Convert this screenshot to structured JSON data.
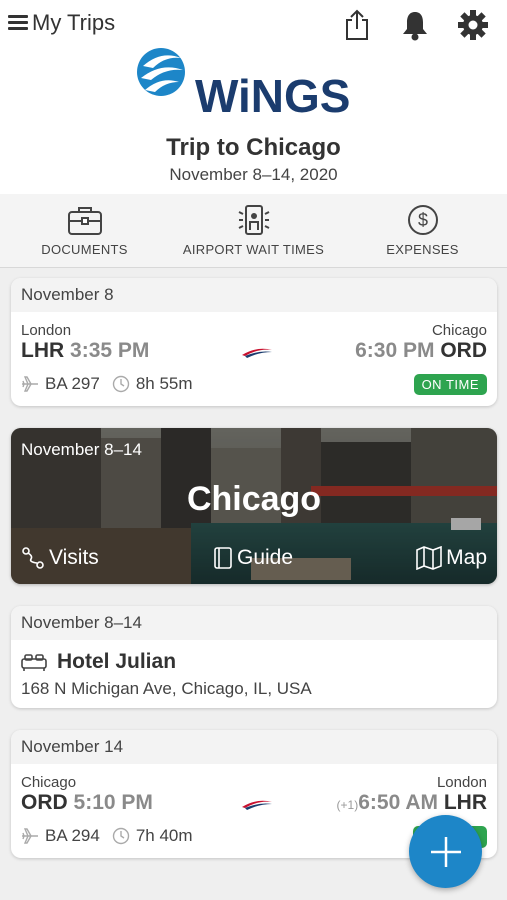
{
  "nav": {
    "menu_label": "My Trips",
    "icons": [
      "share-icon",
      "bell-icon",
      "gear-icon"
    ]
  },
  "brand": {
    "name": "WiNGS",
    "color": "#1b3c6e",
    "accent": "#1d86c8"
  },
  "trip": {
    "title": "Trip to Chicago",
    "dates": "November 8–14, 2020"
  },
  "actions": [
    {
      "label": "DOCUMENTS",
      "icon": "briefcase-icon"
    },
    {
      "label": "AIRPORT WAIT TIMES",
      "icon": "airport-icon"
    },
    {
      "label": "EXPENSES",
      "icon": "dollar-icon"
    }
  ],
  "flight1": {
    "date": "November 8",
    "from_city": "London",
    "from_code": "LHR",
    "depart_time": "3:35 PM",
    "to_city": "Chicago",
    "to_code": "ORD",
    "arrive_time": "6:30 PM",
    "flight_no": "BA 297",
    "duration": "8h 55m",
    "status": "ON TIME"
  },
  "city": {
    "dates": "November 8–14",
    "name": "Chicago",
    "visits_label": "Visits",
    "guide_label": "Guide",
    "map_label": "Map"
  },
  "hotel": {
    "dates": "November 8–14",
    "name": "Hotel Julian",
    "address": "168 N Michigan Ave, Chicago, IL, USA"
  },
  "flight2": {
    "date": "November 14",
    "from_city": "Chicago",
    "from_code": "ORD",
    "depart_time": "5:10 PM",
    "to_city": "London",
    "to_code": "LHR",
    "arrive_time": "6:50 AM",
    "day_offset": "(+1)",
    "flight_no": "BA 294",
    "duration": "7h 40m"
  },
  "colors": {
    "status_green": "#2ea44f",
    "fab_blue": "#1d86c8"
  }
}
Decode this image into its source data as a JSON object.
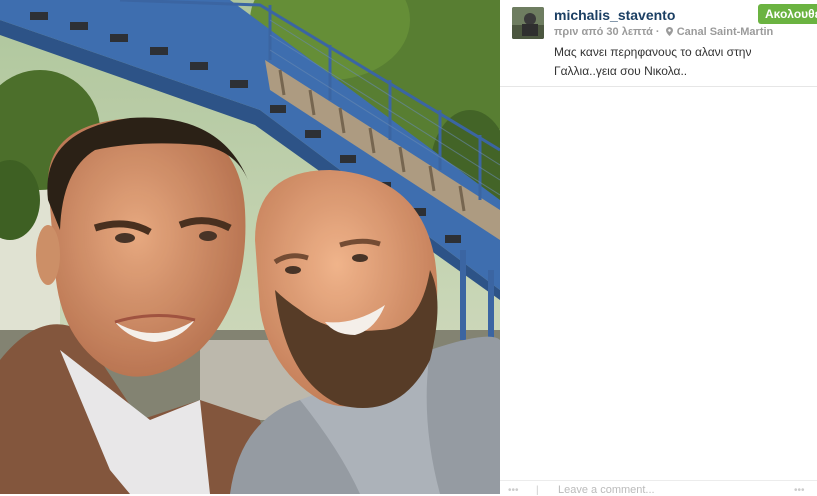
{
  "post": {
    "username": "michalis_stavento",
    "time": "πριν από 30 λεπτά",
    "location": "Canal Saint-Martin",
    "follow_label": "Ακολουθείτε",
    "caption": "Μας κανει περηφανους το αλανι στην Γαλλια..γεια σου Νικολα..",
    "comment_placeholder": "Leave a comment..."
  },
  "colors": {
    "username": "#1b3f63",
    "follow_button": "#6bb341",
    "meta_text": "#9b9b9b"
  },
  "icons": {
    "location": "map-pin-icon"
  }
}
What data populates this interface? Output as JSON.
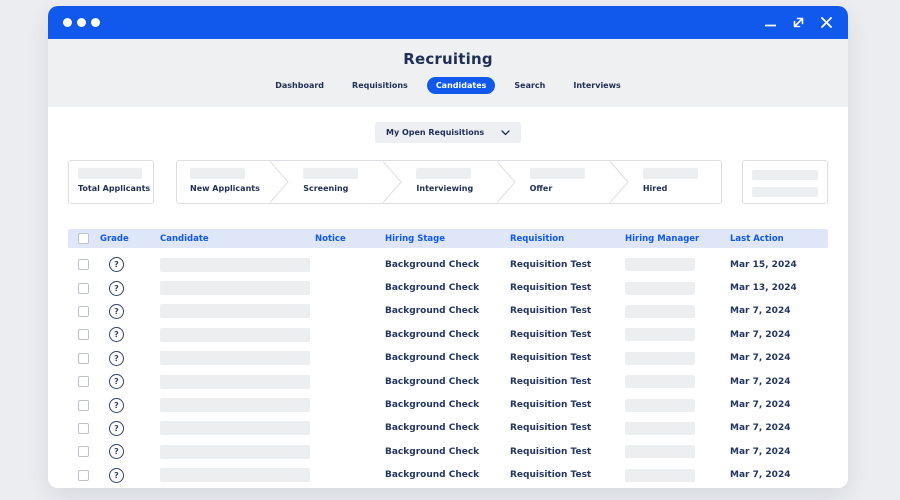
{
  "colors": {
    "accent": "#1059EC",
    "titlebar": "#1059EC",
    "header_bg": "#EFF0F2",
    "table_header_bg": "#DEE6F8",
    "table_header_text": "#1059EC",
    "text_dark": "#1F2E55",
    "placeholder": "#EDEEF0"
  },
  "titlebar": {
    "controls": [
      "minimize",
      "resize",
      "close"
    ]
  },
  "header": {
    "title": "Recruiting",
    "tabs": [
      {
        "label": "Dashboard",
        "active": false
      },
      {
        "label": "Requisitions",
        "active": false
      },
      {
        "label": "Candidates",
        "active": true
      },
      {
        "label": "Search",
        "active": false
      },
      {
        "label": "Interviews",
        "active": false
      }
    ]
  },
  "filter": {
    "label": "My Open Requisitions"
  },
  "pipeline": {
    "total_label": "Total Applicants",
    "stages": [
      "New Applicants",
      "Screening",
      "Interviewing",
      "Offer",
      "Hired"
    ]
  },
  "table": {
    "columns": [
      "Grade",
      "Candidate",
      "Notice",
      "Hiring Stage",
      "Requisition",
      "Hiring Manager",
      "Last Action"
    ],
    "select_all_checked": false,
    "rows": [
      {
        "grade": "?",
        "hiring_stage": "Background Check",
        "requisition": "Requisition Test",
        "last_action": "Mar 15, 2024"
      },
      {
        "grade": "?",
        "hiring_stage": "Background Check",
        "requisition": "Requisition Test",
        "last_action": "Mar 13, 2024"
      },
      {
        "grade": "?",
        "hiring_stage": "Background Check",
        "requisition": "Requisition Test",
        "last_action": "Mar 7, 2024"
      },
      {
        "grade": "?",
        "hiring_stage": "Background Check",
        "requisition": "Requisition Test",
        "last_action": "Mar 7, 2024"
      },
      {
        "grade": "?",
        "hiring_stage": "Background Check",
        "requisition": "Requisition Test",
        "last_action": "Mar 7, 2024"
      },
      {
        "grade": "?",
        "hiring_stage": "Background Check",
        "requisition": "Requisition Test",
        "last_action": "Mar 7, 2024"
      },
      {
        "grade": "?",
        "hiring_stage": "Background Check",
        "requisition": "Requisition Test",
        "last_action": "Mar 7, 2024"
      },
      {
        "grade": "?",
        "hiring_stage": "Background Check",
        "requisition": "Requisition Test",
        "last_action": "Mar 7, 2024"
      },
      {
        "grade": "?",
        "hiring_stage": "Background Check",
        "requisition": "Requisition Test",
        "last_action": "Mar 7, 2024"
      },
      {
        "grade": "?",
        "hiring_stage": "Background Check",
        "requisition": "Requisition Test",
        "last_action": "Mar 7, 2024"
      }
    ]
  }
}
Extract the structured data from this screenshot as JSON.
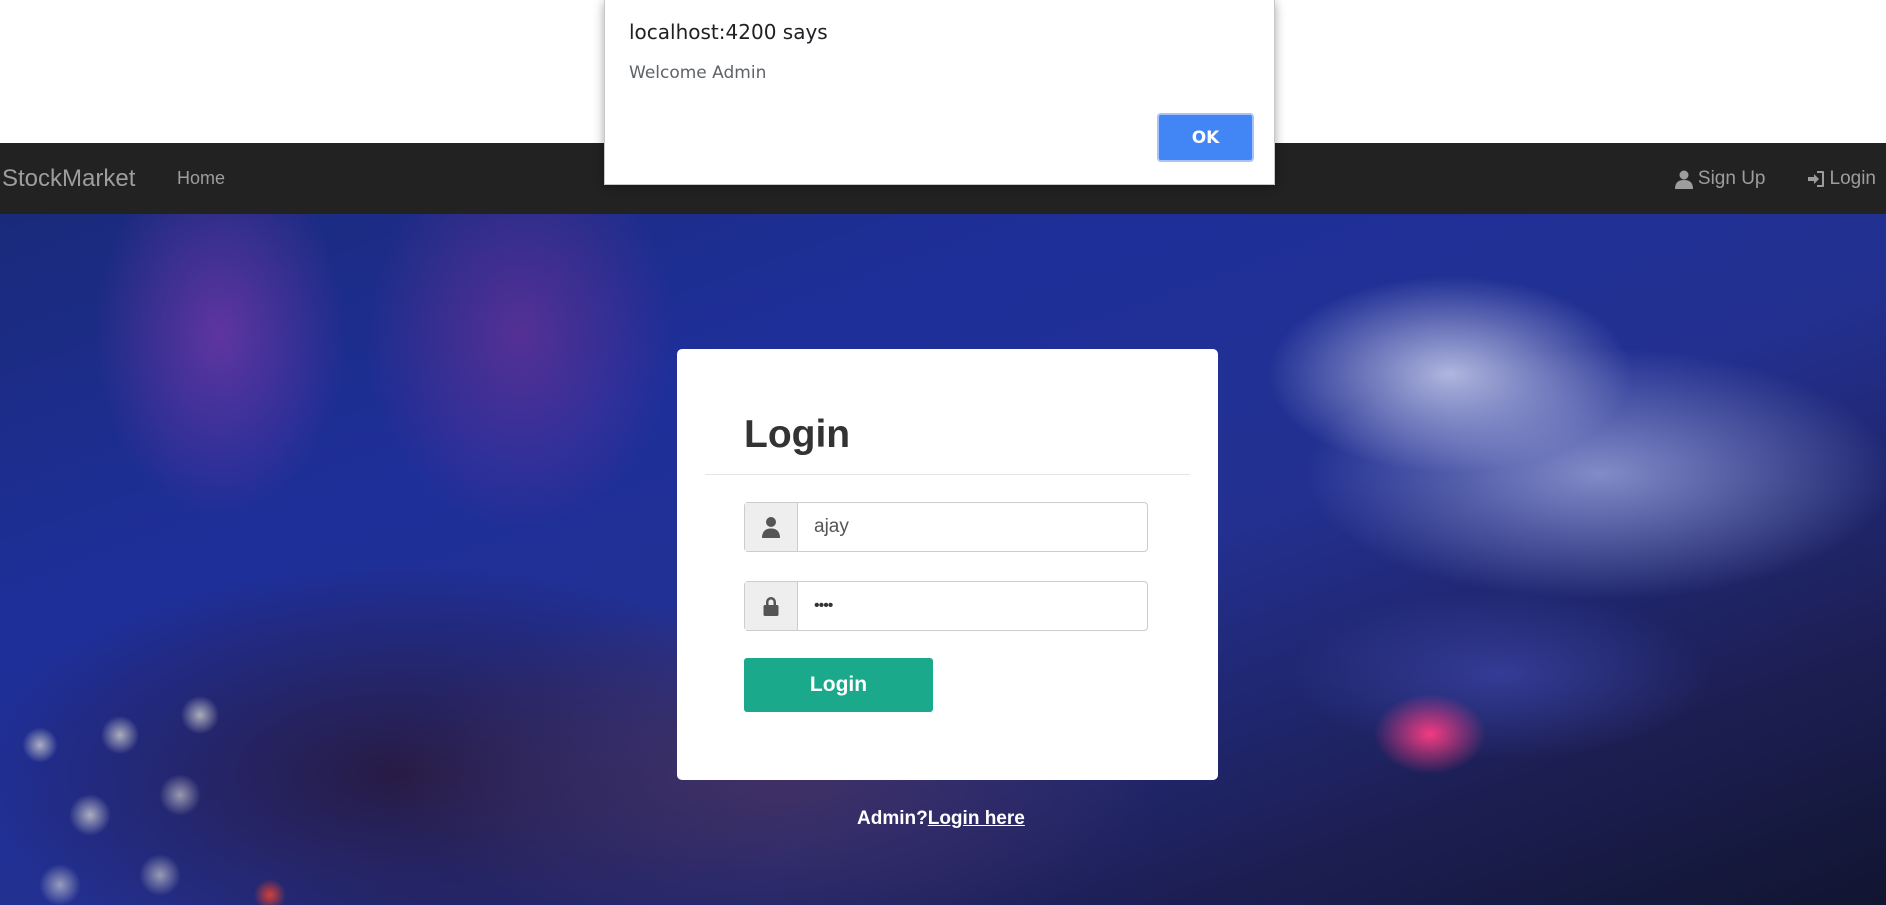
{
  "alert": {
    "title": "localhost:4200 says",
    "message": "Welcome Admin",
    "ok_label": "OK"
  },
  "navbar": {
    "brand": "StockMarket",
    "home": "Home",
    "signup": "Sign Up",
    "login": "Login",
    "signup_icon": "user-icon",
    "login_icon": "login-icon"
  },
  "login_form": {
    "title": "Login",
    "username_value": "ajay",
    "password_masked": "••••",
    "username_icon": "user-icon",
    "password_icon": "lock-icon",
    "submit_label": "Login"
  },
  "admin": {
    "prompt": "Admin?",
    "link": "Login here"
  },
  "colors": {
    "navbar_bg": "#222222",
    "primary_button": "#1aa98b",
    "alert_ok": "#4285f4"
  }
}
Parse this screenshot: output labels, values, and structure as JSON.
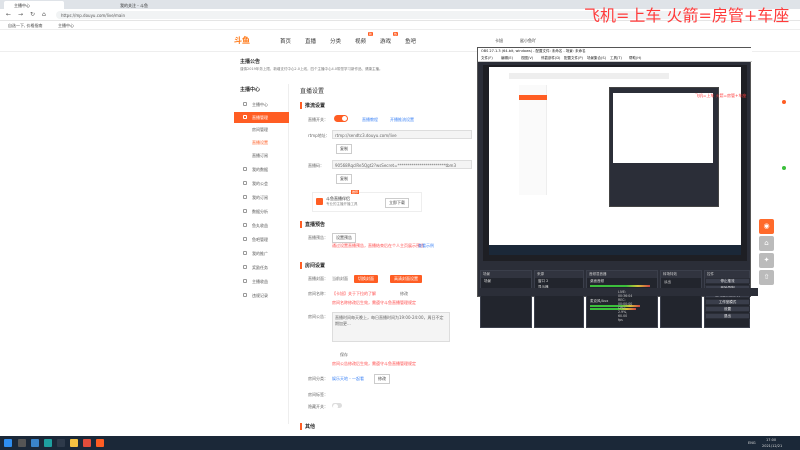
{
  "browser": {
    "tabs": [
      "主播中心",
      "我的关注 - 斗鱼"
    ],
    "url": "https://mp.douyu.com/live/main",
    "bookmarks": [
      "自选一下, 价格指南",
      "主播中心"
    ],
    "user_label": "卡旭",
    "user_name": "鲨小鱼吖"
  },
  "site": {
    "logo_text": "斗鱼",
    "nav": [
      "首页",
      "直播",
      "分类",
      "视频",
      "游戏",
      "鱼吧"
    ],
    "nav_badges": [
      "新",
      "热"
    ]
  },
  "notice": {
    "title": "主播公告",
    "text": "谨慎2019年务上限，新增支付中心2.0上线，四个主播中心4.0带您学习新作品、健康主播。"
  },
  "sidebar": {
    "header": "主播中心",
    "items": [
      "主播中心",
      "直播管理",
      "房间管理",
      "直播设置",
      "直播订阅",
      "我的数据",
      "我的公会",
      "我的订阅",
      "数据分析",
      "鱼丸收益",
      "鱼吧管理",
      "我的推广",
      "奖励任务",
      "主播收益",
      "违规记录"
    ]
  },
  "main": {
    "page_title": "直播设置",
    "push": {
      "section": "推流设置",
      "live_switch_label": "直播开关：",
      "link1": "直播教程",
      "link2": "开播推流设置",
      "rtmp_label": "rtmp地址：",
      "rtmp_value": "rtmp://sendtc3.douyu.com/live",
      "copy": "复制",
      "code_label": "直播码：",
      "code_value": "90568RqcIRe5Qgt2?wsSecret=************************tbm3",
      "copy2": "复制",
      "app_title": "斗鱼直播伴侣",
      "app_sub": "专业的主播开播工具",
      "app_badge": "推荐",
      "download": "立即下载"
    },
    "preview": {
      "section": "直播预告",
      "label": "直播预告：",
      "btn": "设置预告",
      "desc": "通过设置直播预告，直播结束后在个人主页展示预告",
      "link": "查看示例"
    },
    "room": {
      "section": "房间设置",
      "cover_label": "直播封面：",
      "cover_val": "当前封面",
      "cover_btn1": "切换封面",
      "cover_btn2": "高清封面设置",
      "name_label": "房间名称：",
      "name_val": "【卡旭】关于下拉的了解",
      "edit": "修改",
      "name_hint": "房间名称修改后生效，需遵守斗鱼直播管理规定",
      "notice_label": "房间公告：",
      "notice_val": "直播时间每天晚上，每日直播时间为19:00-24:00，周日不定期加更...",
      "save": "保存",
      "notice_hint": "房间公告修改后生效，需遵守斗鱼直播管理规定",
      "cat_label": "房间分类：",
      "cat_val": "娱乐天地 - 一起看",
      "cat_btn": "修改",
      "tag_label": "房间标签：",
      "hide_label": "隐藏开关："
    },
    "other_section": "其他"
  },
  "obs": {
    "title": "OBS 27.1.3 (64-bit, windows) - 配置文件: 未命名 - 场景: 未命名",
    "menu": [
      "文件(F)",
      "编辑(E)",
      "视图(V)",
      "停靠部件(D)",
      "配置文件(P)",
      "场景集合(S)",
      "工具(T)",
      "帮助(H)"
    ],
    "docks": [
      "场景",
      "来源",
      "音频混音器",
      "转场特效",
      "控件"
    ],
    "scene": "场景",
    "sources": [
      "窗口 2",
      "显示器",
      "显示器采集"
    ],
    "mixer": [
      "桌面音频",
      "麦克风/Aux"
    ],
    "transition": "淡出",
    "duration_label": "时长",
    "duration": "300 ms",
    "controls": [
      "停止推流",
      "开始录制",
      "启动虚拟摄像机",
      "工作室模式",
      "设置",
      "退出"
    ],
    "status": "LIVE: 00:36:04  REC: 00:00:00  CPU: 2.9%, 60.00 fps"
  },
  "overlay_text": "飞机=上车  火箭=房管+车座",
  "taskbar": {
    "time": "17:00",
    "date": "2021/12/21",
    "lang": "ENG"
  },
  "colors": {
    "accent": "#ff5d23",
    "overlay": "#ff3b3b",
    "obs_bg": "#2b2e38"
  }
}
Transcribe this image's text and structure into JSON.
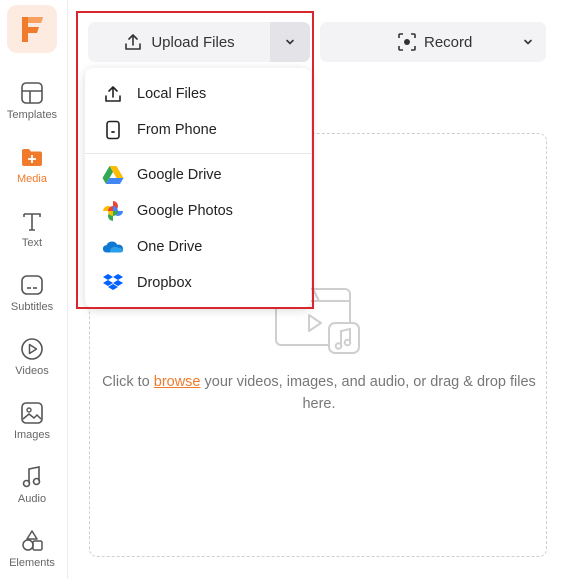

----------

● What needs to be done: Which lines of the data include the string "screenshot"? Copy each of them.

● Your response:
Convert this screenshot to structured JSON data.
Extract the structured data from this screenshot as JSON.
Parse this screenshot: output labels, values, and structure as JSON.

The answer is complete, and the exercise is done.